**YOUR OBJECTIVE**
Could you copy every line of the data that contains "JSON"?

Top of TASK MATERIAL

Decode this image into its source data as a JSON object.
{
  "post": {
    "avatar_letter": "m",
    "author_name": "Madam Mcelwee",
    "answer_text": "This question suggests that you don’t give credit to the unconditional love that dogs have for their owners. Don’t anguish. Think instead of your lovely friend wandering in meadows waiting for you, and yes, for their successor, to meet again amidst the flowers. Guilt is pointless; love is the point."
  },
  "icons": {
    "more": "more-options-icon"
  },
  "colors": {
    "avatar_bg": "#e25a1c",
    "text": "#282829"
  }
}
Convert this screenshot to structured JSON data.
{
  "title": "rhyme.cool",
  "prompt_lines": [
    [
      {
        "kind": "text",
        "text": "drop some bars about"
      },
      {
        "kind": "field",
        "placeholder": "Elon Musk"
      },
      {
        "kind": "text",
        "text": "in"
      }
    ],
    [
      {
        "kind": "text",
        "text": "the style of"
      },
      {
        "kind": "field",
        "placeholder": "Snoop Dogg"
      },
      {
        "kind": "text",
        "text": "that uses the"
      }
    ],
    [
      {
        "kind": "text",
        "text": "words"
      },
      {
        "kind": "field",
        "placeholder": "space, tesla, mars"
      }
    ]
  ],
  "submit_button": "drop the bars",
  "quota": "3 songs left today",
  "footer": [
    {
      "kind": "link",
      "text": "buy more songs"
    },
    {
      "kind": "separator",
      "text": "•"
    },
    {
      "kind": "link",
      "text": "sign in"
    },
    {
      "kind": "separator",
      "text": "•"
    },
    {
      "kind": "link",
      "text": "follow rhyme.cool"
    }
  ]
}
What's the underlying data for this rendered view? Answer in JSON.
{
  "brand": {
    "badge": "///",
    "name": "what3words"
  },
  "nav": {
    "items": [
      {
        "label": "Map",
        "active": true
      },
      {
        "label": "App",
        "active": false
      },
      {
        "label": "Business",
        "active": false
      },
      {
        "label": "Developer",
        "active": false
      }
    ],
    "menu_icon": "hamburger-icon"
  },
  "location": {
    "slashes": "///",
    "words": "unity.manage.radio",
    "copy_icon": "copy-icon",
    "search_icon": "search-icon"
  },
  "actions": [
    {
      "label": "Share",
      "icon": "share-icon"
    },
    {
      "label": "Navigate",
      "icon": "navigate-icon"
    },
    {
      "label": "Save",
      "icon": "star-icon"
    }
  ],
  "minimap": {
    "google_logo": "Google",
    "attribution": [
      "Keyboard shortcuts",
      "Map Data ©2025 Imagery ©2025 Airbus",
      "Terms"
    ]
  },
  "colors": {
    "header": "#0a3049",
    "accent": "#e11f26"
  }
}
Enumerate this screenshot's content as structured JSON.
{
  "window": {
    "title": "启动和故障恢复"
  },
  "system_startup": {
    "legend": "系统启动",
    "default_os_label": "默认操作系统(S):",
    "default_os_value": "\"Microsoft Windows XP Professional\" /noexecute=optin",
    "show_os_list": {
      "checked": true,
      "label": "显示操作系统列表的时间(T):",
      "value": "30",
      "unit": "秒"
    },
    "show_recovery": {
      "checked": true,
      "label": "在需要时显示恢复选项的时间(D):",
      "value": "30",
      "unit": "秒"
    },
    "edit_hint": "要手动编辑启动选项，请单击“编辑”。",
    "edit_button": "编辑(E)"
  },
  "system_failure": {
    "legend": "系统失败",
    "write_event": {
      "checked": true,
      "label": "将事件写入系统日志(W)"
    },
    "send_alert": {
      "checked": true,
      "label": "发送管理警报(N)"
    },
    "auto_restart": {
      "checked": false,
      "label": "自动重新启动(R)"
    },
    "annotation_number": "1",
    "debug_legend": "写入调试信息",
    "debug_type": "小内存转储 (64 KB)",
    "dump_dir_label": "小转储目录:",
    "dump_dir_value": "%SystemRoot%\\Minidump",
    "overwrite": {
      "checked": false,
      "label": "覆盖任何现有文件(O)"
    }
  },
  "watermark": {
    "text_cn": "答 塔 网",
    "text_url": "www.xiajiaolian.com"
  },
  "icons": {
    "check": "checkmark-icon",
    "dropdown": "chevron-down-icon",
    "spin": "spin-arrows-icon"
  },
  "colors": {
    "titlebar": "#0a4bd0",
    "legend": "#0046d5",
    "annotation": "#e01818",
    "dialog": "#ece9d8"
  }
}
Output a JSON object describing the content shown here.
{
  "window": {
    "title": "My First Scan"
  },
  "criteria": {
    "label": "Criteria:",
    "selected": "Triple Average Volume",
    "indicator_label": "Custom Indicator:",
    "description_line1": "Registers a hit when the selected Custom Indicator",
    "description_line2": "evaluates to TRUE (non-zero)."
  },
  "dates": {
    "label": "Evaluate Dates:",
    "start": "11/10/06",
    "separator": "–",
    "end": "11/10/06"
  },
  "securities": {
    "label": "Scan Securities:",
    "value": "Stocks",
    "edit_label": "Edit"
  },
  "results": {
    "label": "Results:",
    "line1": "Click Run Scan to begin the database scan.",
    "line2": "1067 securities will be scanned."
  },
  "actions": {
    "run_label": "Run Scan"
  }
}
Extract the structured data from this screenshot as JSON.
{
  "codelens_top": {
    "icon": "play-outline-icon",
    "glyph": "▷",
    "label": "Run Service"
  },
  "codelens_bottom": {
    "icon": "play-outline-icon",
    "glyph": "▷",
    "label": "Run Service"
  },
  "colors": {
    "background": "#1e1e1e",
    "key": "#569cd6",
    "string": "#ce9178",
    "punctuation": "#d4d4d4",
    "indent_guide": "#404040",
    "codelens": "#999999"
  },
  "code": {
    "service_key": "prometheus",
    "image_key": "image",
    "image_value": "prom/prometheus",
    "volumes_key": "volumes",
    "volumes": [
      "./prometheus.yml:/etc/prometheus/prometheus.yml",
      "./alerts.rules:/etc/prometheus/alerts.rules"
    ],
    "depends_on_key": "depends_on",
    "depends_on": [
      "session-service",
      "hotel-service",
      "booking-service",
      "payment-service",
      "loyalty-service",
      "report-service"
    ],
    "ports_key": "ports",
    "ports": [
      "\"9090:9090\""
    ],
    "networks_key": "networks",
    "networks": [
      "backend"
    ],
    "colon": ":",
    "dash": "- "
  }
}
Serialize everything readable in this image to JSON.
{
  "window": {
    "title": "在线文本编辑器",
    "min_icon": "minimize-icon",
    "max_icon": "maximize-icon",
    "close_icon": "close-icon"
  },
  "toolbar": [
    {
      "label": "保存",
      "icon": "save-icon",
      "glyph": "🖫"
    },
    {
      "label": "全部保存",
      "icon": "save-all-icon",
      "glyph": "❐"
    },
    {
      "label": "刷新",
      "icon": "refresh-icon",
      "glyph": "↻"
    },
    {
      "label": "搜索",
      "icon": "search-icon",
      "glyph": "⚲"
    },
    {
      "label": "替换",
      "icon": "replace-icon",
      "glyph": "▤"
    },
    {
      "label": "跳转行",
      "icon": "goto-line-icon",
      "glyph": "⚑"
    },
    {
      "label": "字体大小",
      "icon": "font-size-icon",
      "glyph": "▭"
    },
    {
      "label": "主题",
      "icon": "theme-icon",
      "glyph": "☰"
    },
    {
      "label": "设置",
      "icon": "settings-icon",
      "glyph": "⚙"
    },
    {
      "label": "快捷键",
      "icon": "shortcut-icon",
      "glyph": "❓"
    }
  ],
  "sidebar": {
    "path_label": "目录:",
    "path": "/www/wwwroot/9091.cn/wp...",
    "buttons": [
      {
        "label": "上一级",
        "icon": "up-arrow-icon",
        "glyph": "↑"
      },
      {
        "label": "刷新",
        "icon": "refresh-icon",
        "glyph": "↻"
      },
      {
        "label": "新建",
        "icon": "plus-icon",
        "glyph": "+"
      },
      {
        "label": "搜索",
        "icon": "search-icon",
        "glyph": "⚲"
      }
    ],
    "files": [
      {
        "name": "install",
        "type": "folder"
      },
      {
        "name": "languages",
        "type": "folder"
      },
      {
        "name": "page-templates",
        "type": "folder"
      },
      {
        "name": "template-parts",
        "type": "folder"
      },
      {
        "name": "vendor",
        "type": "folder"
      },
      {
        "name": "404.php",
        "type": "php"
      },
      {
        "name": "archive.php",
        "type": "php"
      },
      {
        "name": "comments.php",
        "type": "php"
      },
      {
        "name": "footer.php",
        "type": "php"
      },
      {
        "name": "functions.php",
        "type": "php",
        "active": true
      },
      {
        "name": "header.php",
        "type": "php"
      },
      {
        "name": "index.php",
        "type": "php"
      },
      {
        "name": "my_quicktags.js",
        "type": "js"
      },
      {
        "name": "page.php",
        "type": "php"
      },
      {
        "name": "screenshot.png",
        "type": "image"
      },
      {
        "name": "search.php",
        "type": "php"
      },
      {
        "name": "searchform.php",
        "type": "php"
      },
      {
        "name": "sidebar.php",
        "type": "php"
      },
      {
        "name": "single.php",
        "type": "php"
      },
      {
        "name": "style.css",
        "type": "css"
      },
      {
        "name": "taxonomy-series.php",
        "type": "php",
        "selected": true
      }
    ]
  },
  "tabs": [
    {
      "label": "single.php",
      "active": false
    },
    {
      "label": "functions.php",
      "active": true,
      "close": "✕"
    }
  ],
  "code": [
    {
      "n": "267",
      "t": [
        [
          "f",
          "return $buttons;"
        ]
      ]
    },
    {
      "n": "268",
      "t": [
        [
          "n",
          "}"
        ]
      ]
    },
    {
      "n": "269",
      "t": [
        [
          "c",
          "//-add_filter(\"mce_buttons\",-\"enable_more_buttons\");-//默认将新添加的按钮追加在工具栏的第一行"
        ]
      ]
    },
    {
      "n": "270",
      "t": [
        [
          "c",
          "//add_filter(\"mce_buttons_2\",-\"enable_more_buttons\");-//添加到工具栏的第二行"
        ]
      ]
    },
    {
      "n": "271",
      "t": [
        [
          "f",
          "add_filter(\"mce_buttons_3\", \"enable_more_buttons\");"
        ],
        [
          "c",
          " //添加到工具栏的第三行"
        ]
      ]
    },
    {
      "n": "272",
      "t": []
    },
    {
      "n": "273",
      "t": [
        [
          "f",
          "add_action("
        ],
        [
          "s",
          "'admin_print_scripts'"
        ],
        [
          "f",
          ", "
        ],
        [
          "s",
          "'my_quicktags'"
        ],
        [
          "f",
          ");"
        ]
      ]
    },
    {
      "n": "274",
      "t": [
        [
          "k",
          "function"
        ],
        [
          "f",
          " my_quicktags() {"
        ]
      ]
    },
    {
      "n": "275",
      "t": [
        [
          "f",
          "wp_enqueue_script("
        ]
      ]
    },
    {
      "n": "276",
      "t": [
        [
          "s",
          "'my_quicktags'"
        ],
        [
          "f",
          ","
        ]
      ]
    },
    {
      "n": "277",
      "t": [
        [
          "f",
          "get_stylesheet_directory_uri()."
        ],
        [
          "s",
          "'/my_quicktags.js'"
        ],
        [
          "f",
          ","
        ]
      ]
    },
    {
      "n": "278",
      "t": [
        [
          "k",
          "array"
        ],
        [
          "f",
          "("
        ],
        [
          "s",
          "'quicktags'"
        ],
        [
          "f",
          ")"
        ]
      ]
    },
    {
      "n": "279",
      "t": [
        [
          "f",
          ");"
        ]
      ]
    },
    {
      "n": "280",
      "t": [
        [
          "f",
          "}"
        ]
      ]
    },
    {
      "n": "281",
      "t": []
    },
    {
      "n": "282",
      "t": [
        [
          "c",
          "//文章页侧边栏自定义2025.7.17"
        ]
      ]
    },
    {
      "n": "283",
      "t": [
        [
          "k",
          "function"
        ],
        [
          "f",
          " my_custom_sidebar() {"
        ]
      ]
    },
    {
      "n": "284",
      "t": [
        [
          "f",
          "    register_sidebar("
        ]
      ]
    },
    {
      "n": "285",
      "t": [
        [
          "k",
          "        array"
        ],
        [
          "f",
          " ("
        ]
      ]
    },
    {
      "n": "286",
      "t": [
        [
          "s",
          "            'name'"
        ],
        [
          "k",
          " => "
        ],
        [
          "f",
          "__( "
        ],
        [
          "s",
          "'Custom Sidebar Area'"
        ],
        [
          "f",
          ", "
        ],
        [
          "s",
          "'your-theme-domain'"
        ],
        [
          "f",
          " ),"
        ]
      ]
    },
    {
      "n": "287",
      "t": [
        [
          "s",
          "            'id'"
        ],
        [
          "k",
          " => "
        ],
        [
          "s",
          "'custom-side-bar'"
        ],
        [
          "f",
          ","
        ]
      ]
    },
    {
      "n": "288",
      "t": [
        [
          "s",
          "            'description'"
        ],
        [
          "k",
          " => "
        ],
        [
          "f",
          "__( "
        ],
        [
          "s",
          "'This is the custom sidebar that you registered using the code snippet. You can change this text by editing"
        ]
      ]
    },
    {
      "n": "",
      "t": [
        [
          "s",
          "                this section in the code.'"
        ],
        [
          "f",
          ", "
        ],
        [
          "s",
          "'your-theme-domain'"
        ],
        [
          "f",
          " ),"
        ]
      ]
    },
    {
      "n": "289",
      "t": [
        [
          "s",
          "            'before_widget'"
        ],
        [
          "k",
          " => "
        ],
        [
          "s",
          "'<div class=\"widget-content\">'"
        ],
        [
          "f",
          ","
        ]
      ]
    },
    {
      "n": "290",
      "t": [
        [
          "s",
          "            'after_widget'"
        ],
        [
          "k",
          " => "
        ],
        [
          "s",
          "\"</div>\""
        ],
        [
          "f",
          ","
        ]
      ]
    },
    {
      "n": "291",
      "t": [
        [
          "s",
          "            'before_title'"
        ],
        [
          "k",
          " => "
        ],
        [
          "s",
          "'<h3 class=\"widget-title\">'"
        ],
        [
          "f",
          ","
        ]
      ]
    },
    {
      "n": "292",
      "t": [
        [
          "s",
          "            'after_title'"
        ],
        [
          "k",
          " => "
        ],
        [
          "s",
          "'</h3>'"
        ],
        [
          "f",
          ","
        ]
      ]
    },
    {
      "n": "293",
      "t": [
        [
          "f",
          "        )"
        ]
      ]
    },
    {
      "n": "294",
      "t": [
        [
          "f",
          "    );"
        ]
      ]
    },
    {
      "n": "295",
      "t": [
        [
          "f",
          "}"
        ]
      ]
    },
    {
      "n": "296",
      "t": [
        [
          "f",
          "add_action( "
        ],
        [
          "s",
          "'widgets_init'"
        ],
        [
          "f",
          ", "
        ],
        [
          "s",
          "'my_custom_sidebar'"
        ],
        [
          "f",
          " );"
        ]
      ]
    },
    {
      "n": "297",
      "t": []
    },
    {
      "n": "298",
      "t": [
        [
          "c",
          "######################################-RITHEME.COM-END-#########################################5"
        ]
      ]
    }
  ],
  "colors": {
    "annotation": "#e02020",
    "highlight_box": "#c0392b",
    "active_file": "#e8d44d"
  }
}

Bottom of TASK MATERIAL

**EXERCISE SOLUTION**
Decode this image into its source data as a JSON object.
Convert this screenshot to structured JSON data.
What's the underlying data for this rendered view? Answer in JSON.
Enumerate this screenshot's content as structured JSON.
Output a JSON object describing the content shown here.
Extract the structured data from this screenshot as JSON.
Serialize everything readable in this image to JSON.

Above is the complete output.